A brief list of these unsolved problems include: a quantum theory of gravity, how the initial state of the universe at the big bang was chosen, how the laws of physics governing our universe were chosen, how did life begin out of nonliving matter, and how is it that the physical brains generate mind and experience? The latter is termed by body-mind dualists as ‘the hard problem of consciousness’. Smolin tackles these mysteries as well as alternative views of quantum field theory and dark matter in his compelling new book, Einstein’s Unfinished Revolution: The Search for What Lies Beyond the Quantum.
We have gained access to the hidden laws of the universe. The wonder is that the universe is actually intelligible and that creatures like us have gained insight into nature’s secrets. And yes, it remains very much of a mystery. Our current scientific theories have limitations. A new paradigm is once again called for. It must go hand-in-hand with socioeconomic transformation, and a respect for the natural world and our place in the web of life. If not, we’ll soon loose the beauty and diversity of our biosphere.
Upcoming Film Events at Naro Cinema
FirstLook Film Forum– Fall Season

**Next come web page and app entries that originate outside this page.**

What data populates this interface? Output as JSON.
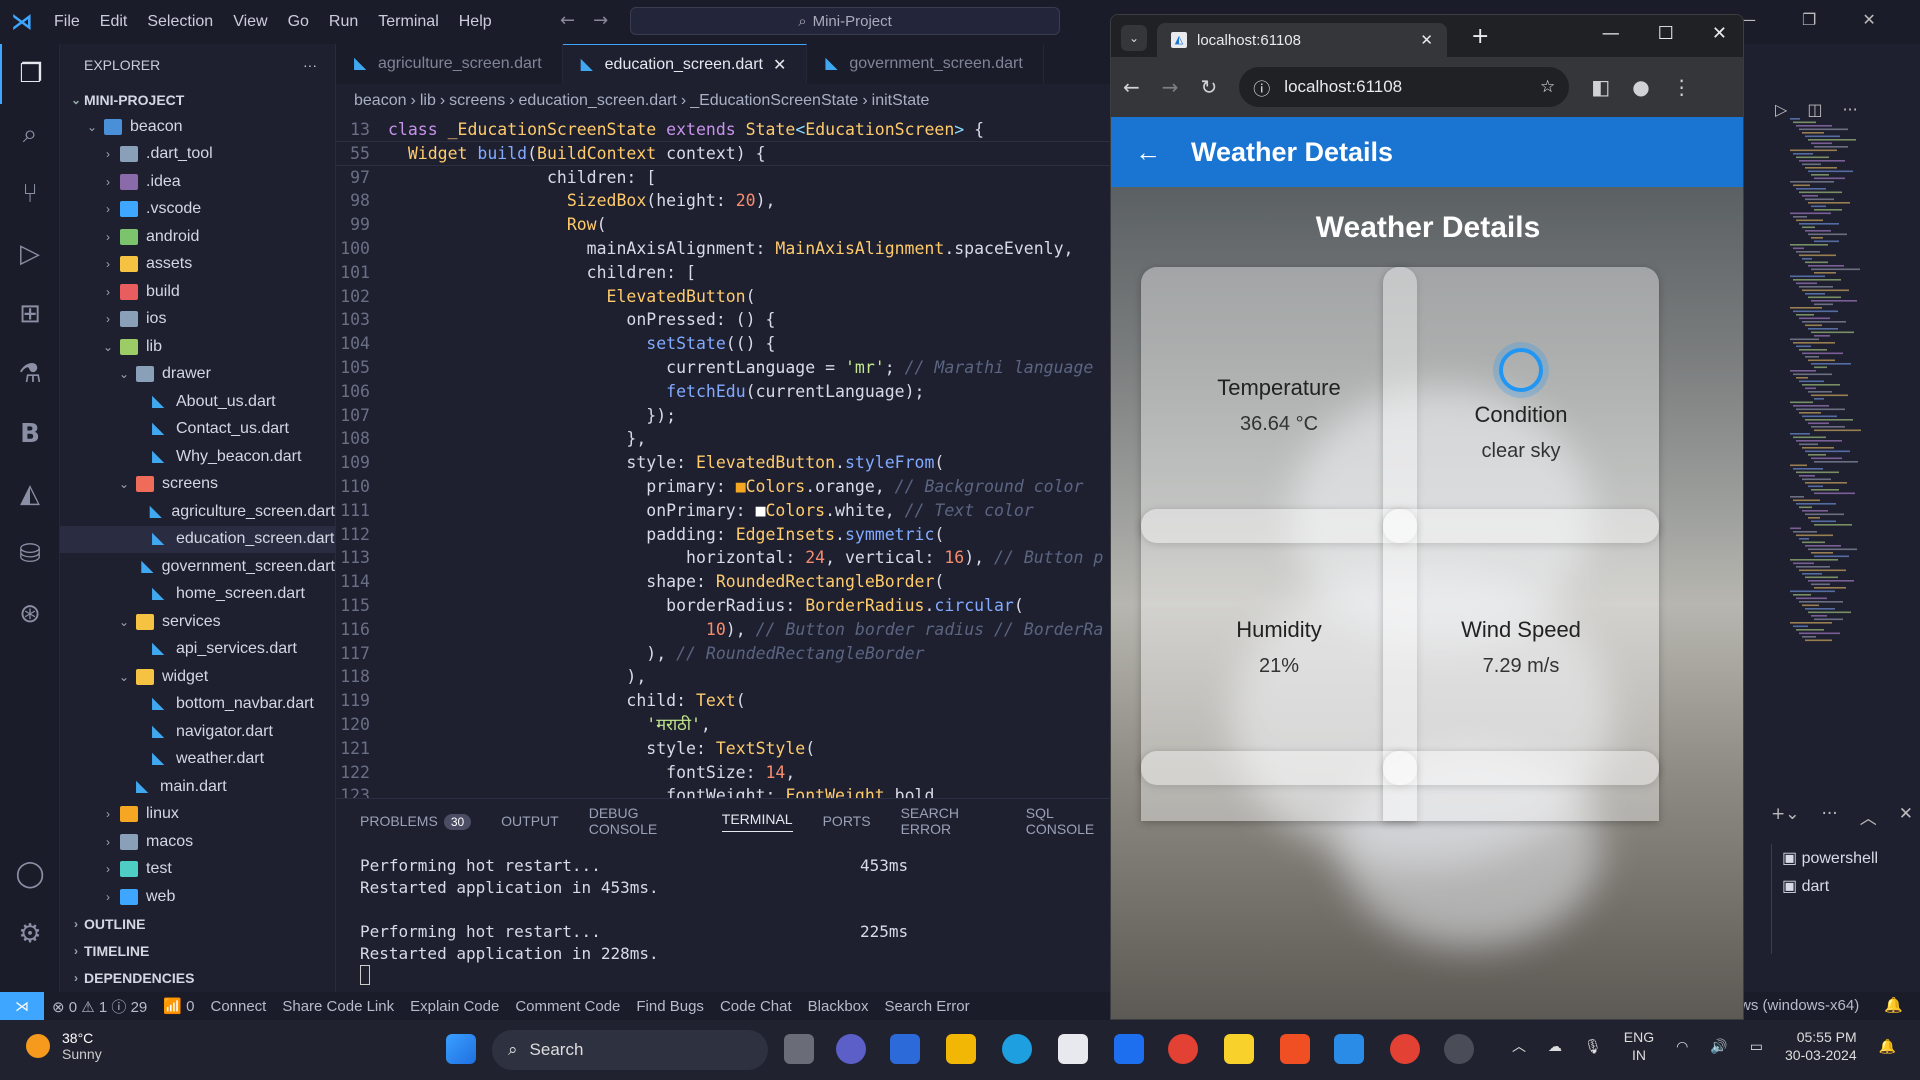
{
  "menu": [
    "File",
    "Edit",
    "Selection",
    "View",
    "Go",
    "Run",
    "Terminal",
    "Help"
  ],
  "command_center": "Mini-Project",
  "explorer": {
    "title": "EXPLORER",
    "project": "MINI-PROJECT",
    "tree": [
      {
        "label": "beacon",
        "depth": 1,
        "type": "folder-open",
        "color": "#4a90d9"
      },
      {
        "label": ".dart_tool",
        "depth": 2,
        "type": "folder",
        "color": "#8aa0b8"
      },
      {
        "label": ".idea",
        "depth": 2,
        "type": "folder",
        "color": "#8a6aa8"
      },
      {
        "label": ".vscode",
        "depth": 2,
        "type": "folder",
        "color": "#3ea6ff"
      },
      {
        "label": "android",
        "depth": 2,
        "type": "folder",
        "color": "#7cc36e"
      },
      {
        "label": "assets",
        "depth": 2,
        "type": "folder",
        "color": "#f5c242"
      },
      {
        "label": "build",
        "depth": 2,
        "type": "folder",
        "color": "#e85d5d"
      },
      {
        "label": "ios",
        "depth": 2,
        "type": "folder",
        "color": "#8aa0b8"
      },
      {
        "label": "lib",
        "depth": 2,
        "type": "folder-open",
        "color": "#9ccc65"
      },
      {
        "label": "drawer",
        "depth": 3,
        "type": "folder-open",
        "color": "#8aa0b8"
      },
      {
        "label": "About_us.dart",
        "depth": 4,
        "type": "dart"
      },
      {
        "label": "Contact_us.dart",
        "depth": 4,
        "type": "dart"
      },
      {
        "label": "Why_beacon.dart",
        "depth": 4,
        "type": "dart"
      },
      {
        "label": "screens",
        "depth": 3,
        "type": "folder-open",
        "color": "#ef6c5a"
      },
      {
        "label": "agriculture_screen.dart",
        "depth": 4,
        "type": "dart"
      },
      {
        "label": "education_screen.dart",
        "depth": 4,
        "type": "dart",
        "selected": true
      },
      {
        "label": "government_screen.dart",
        "depth": 4,
        "type": "dart"
      },
      {
        "label": "home_screen.dart",
        "depth": 4,
        "type": "dart"
      },
      {
        "label": "services",
        "depth": 3,
        "type": "folder-open",
        "color": "#f5c242"
      },
      {
        "label": "api_services.dart",
        "depth": 4,
        "type": "dart"
      },
      {
        "label": "widget",
        "depth": 3,
        "type": "folder-open",
        "color": "#f5c242"
      },
      {
        "label": "bottom_navbar.dart",
        "depth": 4,
        "type": "dart"
      },
      {
        "label": "navigator.dart",
        "depth": 4,
        "type": "dart"
      },
      {
        "label": "weather.dart",
        "depth": 4,
        "type": "dart"
      },
      {
        "label": "main.dart",
        "depth": 3,
        "type": "dart"
      },
      {
        "label": "linux",
        "depth": 2,
        "type": "folder",
        "color": "#f5a623"
      },
      {
        "label": "macos",
        "depth": 2,
        "type": "folder",
        "color": "#8aa0b8"
      },
      {
        "label": "test",
        "depth": 2,
        "type": "folder",
        "color": "#4ecdc4"
      },
      {
        "label": "web",
        "depth": 2,
        "type": "folder",
        "color": "#3ea6ff"
      }
    ],
    "sections": [
      "OUTLINE",
      "TIMELINE",
      "DEPENDENCIES"
    ]
  },
  "tabs": [
    {
      "label": "agriculture_screen.dart",
      "active": false
    },
    {
      "label": "education_screen.dart",
      "active": true
    },
    {
      "label": "government_screen.dart",
      "active": false
    }
  ],
  "breadcrumb": [
    "beacon",
    "lib",
    "screens",
    "education_screen.dart",
    "_EducationScreenState",
    "initState"
  ],
  "code": {
    "sticky": [
      {
        "n": "13",
        "html": "<span class='kw'>class</span> <span class='ty'>_EducationScreenState</span> <span class='kw'>extends</span> <span class='ty'>State</span><span class='pu'>&lt;</span><span class='ty'>EducationScreen</span><span class='pu'>&gt;</span> {"
      },
      {
        "n": "55",
        "html": "  <span class='ty'>Widget</span> <span class='fn'>build</span>(<span class='ty'>BuildContext</span> context) {"
      }
    ],
    "lines": [
      {
        "n": "97",
        "html": "                children: ["
      },
      {
        "n": "98",
        "html": "                  <span class='ty'>SizedBox</span>(height: <span class='num'>20</span>),"
      },
      {
        "n": "99",
        "html": "                  <span class='ty'>Row</span>("
      },
      {
        "n": "100",
        "html": "                    mainAxisAlignment: <span class='ty'>MainAxisAlignment</span>.spaceEvenly,"
      },
      {
        "n": "101",
        "html": "                    children: ["
      },
      {
        "n": "102",
        "html": "                      <span class='ty'>ElevatedButton</span>("
      },
      {
        "n": "103",
        "html": "                        onPressed: () {"
      },
      {
        "n": "104",
        "html": "                          <span class='fn'>setState</span>(() {"
      },
      {
        "n": "105",
        "html": "                            currentLanguage = <span class='str'>'mr'</span>; <span class='cm'>// Marathi language</span>"
      },
      {
        "n": "106",
        "html": "                            <span class='fn'>fetchEdu</span>(currentLanguage);"
      },
      {
        "n": "107",
        "html": "                          });"
      },
      {
        "n": "108",
        "html": "                        },"
      },
      {
        "n": "109",
        "html": "                        style: <span class='ty'>ElevatedButton</span>.<span class='fn'>styleFrom</span>("
      },
      {
        "n": "110",
        "html": "                          primary: <span style='color:#f5a623'>■</span><span class='ty'>Colors</span>.orange, <span class='cm'>// Background color</span>"
      },
      {
        "n": "111",
        "html": "                          onPrimary: <span style='color:#fff'>■</span><span class='ty'>Colors</span>.white, <span class='cm'>// Text color</span>"
      },
      {
        "n": "112",
        "html": "                          padding: <span class='ty'>EdgeInsets</span>.<span class='fn'>symmetric</span>("
      },
      {
        "n": "113",
        "html": "                              horizontal: <span class='num'>24</span>, vertical: <span class='num'>16</span>), <span class='cm'>// Button p</span>"
      },
      {
        "n": "114",
        "html": "                          shape: <span class='ty'>RoundedRectangleBorder</span>("
      },
      {
        "n": "115",
        "html": "                            borderRadius: <span class='ty'>BorderRadius</span>.<span class='fn'>circular</span>("
      },
      {
        "n": "116",
        "html": "                                <span class='num'>10</span>), <span class='cm'>// Button border radius // BorderRa</span>"
      },
      {
        "n": "117",
        "html": "                          ), <span class='cm'>// RoundedRectangleBorder</span>"
      },
      {
        "n": "118",
        "html": "                        ),"
      },
      {
        "n": "119",
        "html": "                        child: <span class='ty'>Text</span>("
      },
      {
        "n": "120",
        "html": "                          <span class='str'>'मराठी'</span>,"
      },
      {
        "n": "121",
        "html": "                          style: <span class='ty'>TextStyle</span>("
      },
      {
        "n": "122",
        "html": "                            fontSize: <span class='num'>14</span>,"
      },
      {
        "n": "123",
        "html": "                            fontWeight: <span class='ty'>FontWeight</span>.bold,"
      }
    ]
  },
  "panel": {
    "tabs": [
      "PROBLEMS",
      "OUTPUT",
      "DEBUG CONSOLE",
      "TERMINAL",
      "PORTS",
      "SEARCH ERROR",
      "SQL CONSOLE"
    ],
    "problems_count": "30",
    "active": "TERMINAL",
    "terminal_lines": [
      {
        "text": "Performing hot restart...",
        "time": "453ms"
      },
      {
        "text": "Restarted application in 453ms.",
        "time": ""
      },
      {
        "text": "",
        "time": ""
      },
      {
        "text": "Performing hot restart...",
        "time": "225ms"
      },
      {
        "text": "Restarted application in 228ms.",
        "time": ""
      }
    ],
    "terminals": [
      "powershell",
      "dart"
    ]
  },
  "statusbar": {
    "errors": "0",
    "warnings": "1",
    "info": "29",
    "ports": "0",
    "items": [
      "Connect",
      "Share Code Link",
      "Explain Code",
      "Comment Code",
      "Find Bugs",
      "Code Chat",
      "Blackbox",
      "Search Error"
    ],
    "right": "ws (windows-x64)"
  },
  "browser": {
    "tab_title": "localhost:61108",
    "url": "localhost:61108",
    "appbar_title": "Weather Details",
    "page_heading": "Weather Details",
    "cards": [
      {
        "label": "Temperature",
        "value": "36.64 °C",
        "icon": ""
      },
      {
        "label": "Condition",
        "value": "clear sky",
        "icon": "sun-icon"
      },
      {
        "label": "Humidity",
        "value": "21%",
        "icon": ""
      },
      {
        "label": "Wind Speed",
        "value": "7.29 m/s",
        "icon": ""
      }
    ]
  },
  "taskbar": {
    "weather_temp": "38°C",
    "weather_desc": "Sunny",
    "search": "Search",
    "lang1": "ENG",
    "lang2": "IN",
    "time": "05:55 PM",
    "date": "30-03-2024"
  }
}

This subscription-based Sunday morning series includes seven film premieres with a pre-show brunch, introduction, and discussion. Visit narocinema.com for event dates and info.
After more than fifty years living and working in his six-story, 72-room building in Manhattan, acclaimed photographer Jay Maisel must now sell his building and move out. Presented with Chrysler Museum. Shows Tues, Oct 22.
On a mountaintop in South America, eight teenaged guerrillas with guns watch over a hostage and a conscripted milk cow. Playing games and initiating cult-like rituals, the children run amok in the jungle and all civility breaks down. Shows Wed, Oct 23.
The core arc of the life and teachings of Dr. Richard Alpert, from the psychedelic psychologist who along with Timothy Leary were thrown out of Harvard in the ‘60s – to his pilgrimage to India and his transformation into the truth sage and humorist Ram Dass, the author of ‘Be Here Now’. Shows Tues, Oct 29.
PlantPop Film Awards
The First Annual PlantPop Film Festival organized by PlantPop, the world’s only horticultural film studio. Over the past year, this locally based video production house has produced and released over 50 short videos by a dozen talented filmmakers. Shows Sunday, Nov 3.
Decades after Albert Einstein’s death, particle hunters, dark matterists (and deniers), and gravitational wave astronomers are still pursuing the elementary particles unleashed by his explosive theory of general relativity and gravitation. Shows Wed, Nov 6 with speakers and discussion.
RAISE HELL: The Life and Times of Molly Ivins
“Polarizing people is a good way to win an election and a good way to wreck a country.” Journalist Molly Ivins was six feet of Texas trouble who took on the Good Old Boy corruption wherever she found it. Playdate to be announced.
This cinematic documentary is a visceral wake-up call that humans are no match for the sheer force and raw power of water. Filmed in such diverse locations as Greenland, Venezuela, Siberia’s Lake Baikal, and the middle of the Atlantic Ocean. Playdate to be announced.
WHERE’S MY ROY COHN?
Roy Cohn was a ruthless and unscrupulous lawyer and political power broker whose long career ranged from acting as chief counsel to Senator Joseph McCarthy’s Communist-hunting subcommittee to molding the career of a young Queens real estate developer named Donald Trump. Playdate to be announced.